Time to face the facts. We haven’t yet reached the point where universal internet access is always available, no matter where we go. That can be frustrating, especially for busy Chromebook users who have projects to tackle, assignments to turn in, tasks to complete, and teams to work with.
Fortunately, just because your internet connection drops doesn’t mean you have to sit back and give up. Google has implemented several ways to use Chrome OS features offline, whether you need to read emails, work on documents, or carry out another task. Here’s how to do it!
The bad news is that there’s no permanent offline email solution for Gmail — at least, not yet. The good news is that Google is working on one, and, in the meantime, you can try out the beta. The problem with betas, of course, is that they tend to have flaws or bugs that still need to be fixed, so this option may not work perfectly for you. However, if you are stuck without email and desperately need to check for any previous updates, it may be more than enough.
Start by enabling the feature. By far the easiest way is to use the Gmail Offline option available in the Chrome Web Store. This provides you with an option to “Add to Chrome” or “Visit Website.” Choose Add to Chrome to download the app, and restart Chrome.
If your Chrome browser isn’t currently open, open it and create a new tab. Look for the new Gmail Offline icon next to the taskbar and click it. This will load the offline syncing option, though you may have to go through a brief confirmation window first.

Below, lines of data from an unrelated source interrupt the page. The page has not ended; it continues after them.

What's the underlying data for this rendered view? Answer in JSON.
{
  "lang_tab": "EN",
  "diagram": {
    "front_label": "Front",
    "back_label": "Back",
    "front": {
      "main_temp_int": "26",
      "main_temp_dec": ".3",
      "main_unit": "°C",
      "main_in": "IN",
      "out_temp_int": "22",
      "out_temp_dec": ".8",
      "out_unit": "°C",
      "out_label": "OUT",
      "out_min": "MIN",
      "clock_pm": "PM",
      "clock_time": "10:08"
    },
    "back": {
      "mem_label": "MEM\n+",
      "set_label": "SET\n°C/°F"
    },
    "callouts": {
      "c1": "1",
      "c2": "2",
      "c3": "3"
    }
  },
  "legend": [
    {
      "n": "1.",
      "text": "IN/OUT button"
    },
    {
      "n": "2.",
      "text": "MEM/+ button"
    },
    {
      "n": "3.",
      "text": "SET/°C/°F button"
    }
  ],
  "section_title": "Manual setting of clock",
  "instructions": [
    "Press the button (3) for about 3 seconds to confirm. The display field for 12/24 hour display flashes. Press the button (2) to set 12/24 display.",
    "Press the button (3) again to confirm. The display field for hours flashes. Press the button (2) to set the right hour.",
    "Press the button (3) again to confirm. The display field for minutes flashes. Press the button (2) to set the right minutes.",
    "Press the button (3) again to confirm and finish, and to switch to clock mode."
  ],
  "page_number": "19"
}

It’s important to know what this app does. It will automatically sync all your messages and queued actions whenever Chrome is running and your internet connection is good. This allows you to see any of the latest emails or responses that you may have missed while your computer was online. It cannot magically send or receive emails that were created after you went offline unless you connect again. Not even Google is that good.

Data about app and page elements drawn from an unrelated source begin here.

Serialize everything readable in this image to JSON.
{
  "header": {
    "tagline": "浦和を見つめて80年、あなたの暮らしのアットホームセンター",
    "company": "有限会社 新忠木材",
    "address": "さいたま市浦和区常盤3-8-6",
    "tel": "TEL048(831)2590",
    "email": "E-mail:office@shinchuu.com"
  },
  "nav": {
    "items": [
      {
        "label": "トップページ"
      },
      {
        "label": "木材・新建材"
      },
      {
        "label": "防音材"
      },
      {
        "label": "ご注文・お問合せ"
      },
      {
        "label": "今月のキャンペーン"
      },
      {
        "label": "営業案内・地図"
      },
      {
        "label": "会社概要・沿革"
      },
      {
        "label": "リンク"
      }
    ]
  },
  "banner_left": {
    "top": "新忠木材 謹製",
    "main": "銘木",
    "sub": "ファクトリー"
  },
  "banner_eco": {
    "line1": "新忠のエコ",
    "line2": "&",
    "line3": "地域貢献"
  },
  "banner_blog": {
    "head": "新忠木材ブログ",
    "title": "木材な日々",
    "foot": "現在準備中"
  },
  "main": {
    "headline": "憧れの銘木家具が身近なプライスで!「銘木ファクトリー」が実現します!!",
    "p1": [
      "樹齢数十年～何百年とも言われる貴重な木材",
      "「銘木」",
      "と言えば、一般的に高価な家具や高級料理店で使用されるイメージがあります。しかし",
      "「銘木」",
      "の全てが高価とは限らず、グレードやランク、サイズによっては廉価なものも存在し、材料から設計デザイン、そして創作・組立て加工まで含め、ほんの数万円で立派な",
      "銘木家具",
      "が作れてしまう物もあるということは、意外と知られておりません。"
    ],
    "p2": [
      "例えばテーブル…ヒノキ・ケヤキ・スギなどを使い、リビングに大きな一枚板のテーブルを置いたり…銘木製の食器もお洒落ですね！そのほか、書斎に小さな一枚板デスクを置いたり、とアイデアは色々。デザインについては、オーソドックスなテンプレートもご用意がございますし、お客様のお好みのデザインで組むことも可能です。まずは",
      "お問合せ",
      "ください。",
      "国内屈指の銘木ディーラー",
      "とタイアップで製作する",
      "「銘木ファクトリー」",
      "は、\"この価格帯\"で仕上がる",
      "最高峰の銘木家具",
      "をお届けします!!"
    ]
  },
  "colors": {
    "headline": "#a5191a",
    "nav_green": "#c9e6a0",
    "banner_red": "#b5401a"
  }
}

For working on offline documents, we turn to Google Drive. Perhaps realizing just how many Chromebooks are used for schoolwork and on-the-go jobs, Google has worked to make all Drive documents accessible even when you aren’t connected to the internet… as long as you have the right setup.
First, make sure that Google Drive is fully updated — this isn’t usually a problem on Chromebooks, but double checking never hurts. You need a recent version of Drive to access offline features. Then, head over to your Chrome browser, log into Drive, and visit Settings, which is the first option housed beneath the gear icon in the upper-right corner of the window. Once there, look for the heading that says Offline next to a description that says, Sync Google Docs, Sheets, Slides & Drawings files to this computer so that you can edit offline. That’s pretty self-explanatory!
Make sure the box next to the Offline description is checked. Keep in mind that this solution has its limitations, however, especially when it comes to collaboration. Drive will save a state of the Drive document from the last time you connected to the internet, but it can’t do more than that. Say that your team is all working online at the office with a Google Doc, and you’re working offline in your car. Your team will be able to see and interact with each other’s changes in real time, but you will be working on your own version of the document. This can cause some issues when syncing up changes, so it’s a good idea to use this primarily for your solo work. Also, know that there are a few things that won’t work offline, including the online collection of Drive images, Google Forms, and web-based PDFs.